Sean McElwee points us to this study by Kevin Morris and Peter Dunphy, who write:
Automatic voter registration or AVR . . . features two seemingly small but transformative changes to how people register to vote:
1. Citizens who interact with government agencies like the Department of Motor Vehicles are registered to vote, unless they decline. In other words, a person is registered unless they opt out, instead of being required to opt in.
2. The information citizens provide as part of their application for government services is electronically transmitted to elections officials, who verify their eligibility to vote. This process is seamless and secure.
In the past five years, 15 states and the District of Columbia have adopted AVR. (Three states — Connecticut, Utah, and New Mexico — have adopted something very close to automatic registration.)
Morris and Dunphy perform some statistical analysis on state-level registration data and report:
– AVR markedly increases the number of voters being registered — increases in the number of registrants ranging from 9 to 94 percent.
– These registration increases are found in big and small states, as well as states with different partisan makeups.
I’m not sure what to think. On one hand, I’d expect this sort of treatment to work; on the other hand, some of the data look weird, such as Oregon in 2015, which suggests that other things are going on besides the treatment:

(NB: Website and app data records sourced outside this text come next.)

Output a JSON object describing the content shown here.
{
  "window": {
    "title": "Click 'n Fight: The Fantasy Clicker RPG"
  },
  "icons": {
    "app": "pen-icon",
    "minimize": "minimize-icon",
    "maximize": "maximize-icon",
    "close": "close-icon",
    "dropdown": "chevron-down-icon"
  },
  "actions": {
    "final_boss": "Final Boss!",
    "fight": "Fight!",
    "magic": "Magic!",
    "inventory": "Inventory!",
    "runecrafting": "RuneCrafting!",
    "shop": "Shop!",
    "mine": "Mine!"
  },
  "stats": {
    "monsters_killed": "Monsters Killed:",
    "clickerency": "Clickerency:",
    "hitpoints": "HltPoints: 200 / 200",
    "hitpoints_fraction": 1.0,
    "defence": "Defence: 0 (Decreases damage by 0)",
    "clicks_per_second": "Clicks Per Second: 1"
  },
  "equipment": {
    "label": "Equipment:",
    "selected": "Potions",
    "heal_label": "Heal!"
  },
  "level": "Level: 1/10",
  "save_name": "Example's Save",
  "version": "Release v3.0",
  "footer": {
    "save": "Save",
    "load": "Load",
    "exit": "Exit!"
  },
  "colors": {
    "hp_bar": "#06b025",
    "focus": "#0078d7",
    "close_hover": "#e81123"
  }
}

Lots more registrations in the control group than the non-control group in that year, even though it says that 2015 is before the treatment period. So it seems that there are systematic differences between treatment and control groups. Given there are such differences, and these differences show up differently in different years (compare 2013 to 2015), why should we be so sure that the differences in Georgia 2017, for example, are due to the treatment? To put it another way, they seem to be leaning very heavily on the comparisons to the matched tracts.
That said, there’s a lot about these data I don’t understand. Like, why do registrations increase steadily within each year? I’m sure there’s a reason, and maybe it’s in the report and I didn’t see it.

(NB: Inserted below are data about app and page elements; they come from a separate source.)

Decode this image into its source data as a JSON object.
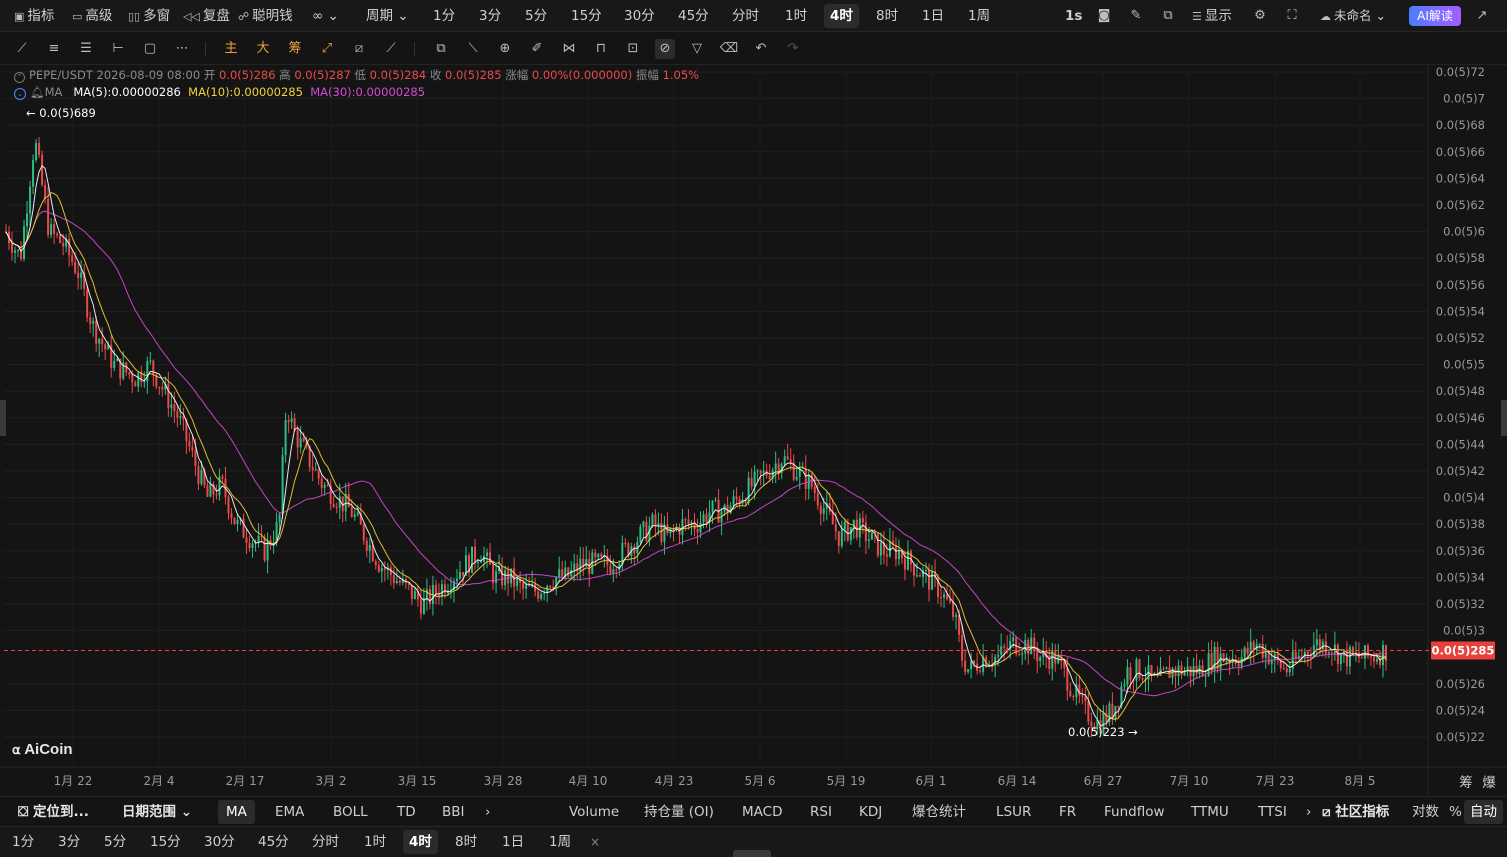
{
  "topbar": {
    "indicators": "指标",
    "advanced": "高级",
    "multi_window": "多窗",
    "replay": "复盘",
    "smart_money": "聪明钱",
    "period_label": "周期",
    "periods": [
      "1分",
      "3分",
      "5分",
      "15分",
      "30分",
      "45分",
      "分时",
      "1时",
      "4时",
      "8时",
      "1日",
      "1周"
    ],
    "active_period": "4时",
    "refresh": "1s",
    "display": "显示",
    "layout_name": "未命名",
    "ai_button": "AI解读"
  },
  "info": {
    "symbol": "PEPE/USDT",
    "datetime": "2026-08-09 08:00",
    "open_label": "开",
    "open": "0.0(5)286",
    "high_label": "高",
    "high": "0.0(5)287",
    "low_label": "低",
    "low": "0.0(5)284",
    "close_label": "收",
    "close": "0.0(5)285",
    "change_label": "涨幅",
    "change": "0.00%(0.000000)",
    "amplitude_label": "振幅",
    "amplitude": "1.05%",
    "ma_name": "MA",
    "ma5": "MA(5):0.00000286",
    "ma10": "MA(10):0.00000285",
    "ma30": "MA(30):0.00000285"
  },
  "chart_data": {
    "type": "candlestick",
    "symbol": "PEPE/USDT",
    "interval": "4h",
    "price_unit_note": "0.0(5)X = 0.00000X",
    "y_ticks": [
      "0.0(5)72",
      "0.0(5)7",
      "0.0(5)68",
      "0.0(5)66",
      "0.0(5)64",
      "0.0(5)62",
      "0.0(5)6",
      "0.0(5)58",
      "0.0(5)56",
      "0.0(5)54",
      "0.0(5)52",
      "0.0(5)5",
      "0.0(5)48",
      "0.0(5)46",
      "0.0(5)44",
      "0.0(5)42",
      "0.0(5)4",
      "0.0(5)38",
      "0.0(5)36",
      "0.0(5)34",
      "0.0(5)32",
      "0.0(5)3",
      "0.0(5)26",
      "0.0(5)24",
      "0.0(5)22"
    ],
    "y_tick_values": [
      7.2e-06,
      7e-06,
      6.8e-06,
      6.6e-06,
      6.4e-06,
      6.2e-06,
      6e-06,
      5.8e-06,
      5.6e-06,
      5.4e-06,
      5.2e-06,
      5e-06,
      4.8e-06,
      4.6e-06,
      4.4e-06,
      4.2e-06,
      4e-06,
      3.8e-06,
      3.6e-06,
      3.4e-06,
      3.2e-06,
      3e-06,
      2.6e-06,
      2.4e-06,
      2.2e-06
    ],
    "ylim": [
      2.1e-06,
      7.3e-06
    ],
    "x_ticks": [
      "1月 22",
      "2月 4",
      "2月 17",
      "3月 2",
      "3月 15",
      "3月 28",
      "4月 10",
      "4月 23",
      "5月 6",
      "5月 19",
      "6月 1",
      "6月 14",
      "6月 27",
      "7月 10",
      "7月 23",
      "8月 5"
    ],
    "last_price_label": "0.0(5)285",
    "last_price": 2.85e-06,
    "max_label": "← 0.0(5)689",
    "min_label": "0.0(5)223 →",
    "price_path": [
      [
        0,
        6e-06
      ],
      [
        2,
        5.8e-06
      ],
      [
        4,
        6.7e-06
      ],
      [
        6,
        6e-06
      ],
      [
        8,
        5.9e-06
      ],
      [
        10,
        5.7e-06
      ],
      [
        12,
        5.3e-06
      ],
      [
        15,
        5e-06
      ],
      [
        18,
        4.9e-06
      ],
      [
        20,
        5e-06
      ],
      [
        22,
        4.8e-06
      ],
      [
        24,
        4.6e-06
      ],
      [
        26,
        4.3e-06
      ],
      [
        28,
        4e-06
      ],
      [
        30,
        4.1e-06
      ],
      [
        32,
        3.8e-06
      ],
      [
        34,
        3.7e-06
      ],
      [
        36,
        3.6e-06
      ],
      [
        38,
        3.8e-06
      ],
      [
        39,
        4.7e-06
      ],
      [
        40,
        4.5e-06
      ],
      [
        42,
        4.3e-06
      ],
      [
        44,
        4.1e-06
      ],
      [
        46,
        4e-06
      ],
      [
        48,
        3.9e-06
      ],
      [
        50,
        3.7e-06
      ],
      [
        52,
        3.5e-06
      ],
      [
        54,
        3.4e-06
      ],
      [
        56,
        3.3e-06
      ],
      [
        58,
        3.2e-06
      ],
      [
        60,
        3.3e-06
      ],
      [
        62,
        3.4e-06
      ],
      [
        64,
        3.5e-06
      ],
      [
        66,
        3.6e-06
      ],
      [
        68,
        3.4e-06
      ],
      [
        70,
        3.4e-06
      ],
      [
        72,
        3.3e-06
      ],
      [
        74,
        3.3e-06
      ],
      [
        76,
        3.4e-06
      ],
      [
        78,
        3.4e-06
      ],
      [
        80,
        3.5e-06
      ],
      [
        82,
        3.5e-06
      ],
      [
        84,
        3.5e-06
      ],
      [
        86,
        3.6e-06
      ],
      [
        88,
        3.7e-06
      ],
      [
        90,
        3.8e-06
      ],
      [
        92,
        3.7e-06
      ],
      [
        94,
        3.8e-06
      ],
      [
        96,
        3.8e-06
      ],
      [
        98,
        3.9e-06
      ],
      [
        100,
        3.9e-06
      ],
      [
        102,
        4e-06
      ],
      [
        104,
        4.1e-06
      ],
      [
        106,
        4.2e-06
      ],
      [
        108,
        4.3e-06
      ],
      [
        110,
        4.2e-06
      ],
      [
        112,
        4.1e-06
      ],
      [
        114,
        3.9e-06
      ],
      [
        116,
        3.7e-06
      ],
      [
        118,
        3.8e-06
      ],
      [
        120,
        3.7e-06
      ],
      [
        122,
        3.6e-06
      ],
      [
        124,
        3.6e-06
      ],
      [
        126,
        3.5e-06
      ],
      [
        128,
        3.4e-06
      ],
      [
        130,
        3.3e-06
      ],
      [
        132,
        3.1e-06
      ],
      [
        133,
        2.8e-06
      ],
      [
        134,
        2.7e-06
      ],
      [
        136,
        2.8e-06
      ],
      [
        138,
        2.8e-06
      ],
      [
        140,
        2.9e-06
      ],
      [
        142,
        2.9e-06
      ],
      [
        144,
        2.8e-06
      ],
      [
        146,
        2.8e-06
      ],
      [
        148,
        2.6e-06
      ],
      [
        150,
        2.4e-06
      ],
      [
        152,
        2.3e-06
      ],
      [
        154,
        2.4e-06
      ],
      [
        156,
        2.7e-06
      ],
      [
        158,
        2.7e-06
      ],
      [
        160,
        2.6e-06
      ],
      [
        162,
        2.7e-06
      ],
      [
        164,
        2.7e-06
      ],
      [
        166,
        2.7e-06
      ],
      [
        168,
        2.8e-06
      ],
      [
        170,
        2.8e-06
      ],
      [
        172,
        2.8e-06
      ],
      [
        174,
        2.9e-06
      ],
      [
        176,
        2.8e-06
      ],
      [
        178,
        2.7e-06
      ],
      [
        180,
        2.8e-06
      ],
      [
        182,
        2.9e-06
      ],
      [
        184,
        2.9e-06
      ],
      [
        186,
        2.8e-06
      ],
      [
        188,
        2.8e-06
      ],
      [
        190,
        2.8e-06
      ],
      [
        192,
        2.85e-06
      ]
    ]
  },
  "indicators_bar": {
    "locate": "定位到...",
    "date_range": "日期范围",
    "main": [
      "MA",
      "EMA",
      "BOLL",
      "TD",
      "BBI"
    ],
    "active_main": "MA",
    "more": "›",
    "sub": [
      "Volume",
      "持仓量 (OI)",
      "MACD",
      "RSI",
      "KDJ",
      "爆仓统计",
      "LSUR",
      "FR",
      "Fundflow",
      "TTMU",
      "TTSI"
    ],
    "community": "社区指标",
    "log_scale": "对数",
    "percent": "%",
    "auto": "自动"
  },
  "side_buttons": {
    "chip": "筹",
    "liquidation": "爆"
  },
  "bottom_periods": [
    "1分",
    "3分",
    "5分",
    "15分",
    "30分",
    "45分",
    "分时",
    "1时",
    "4时",
    "8时",
    "1日",
    "1周"
  ],
  "bottom_active": "4时",
  "bottom_close": "×",
  "logo_text": "AiCoin",
  "colors": {
    "up": "#2ebd85",
    "down": "#ea4a4a",
    "ma5": "#ffffff",
    "ma10": "#f2d23a",
    "ma30": "#d64bd6",
    "last_price": "#e8413c"
  }
}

The authors write:
We were able to isolate the effect of AVR using a common political science method known as “matching.” We ran an algorithm to match areas that imple- mented AVR with demographically similar jurisdictions that did not. Matching similar jurisdictions allowed us to build a baseline figure of what a state’s registration rate would have looked like had it not implemented AVR.

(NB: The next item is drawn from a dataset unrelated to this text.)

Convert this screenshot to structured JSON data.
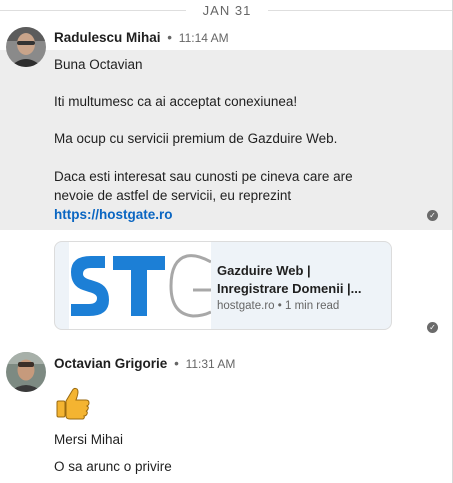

That’s all fine but it doesn’t really address these data issues.
McElwee wrote his own critique of the Morris and Dunphy study, focusing on the difference between “back end” and “front end” registration systems. You can follow the link for details on this.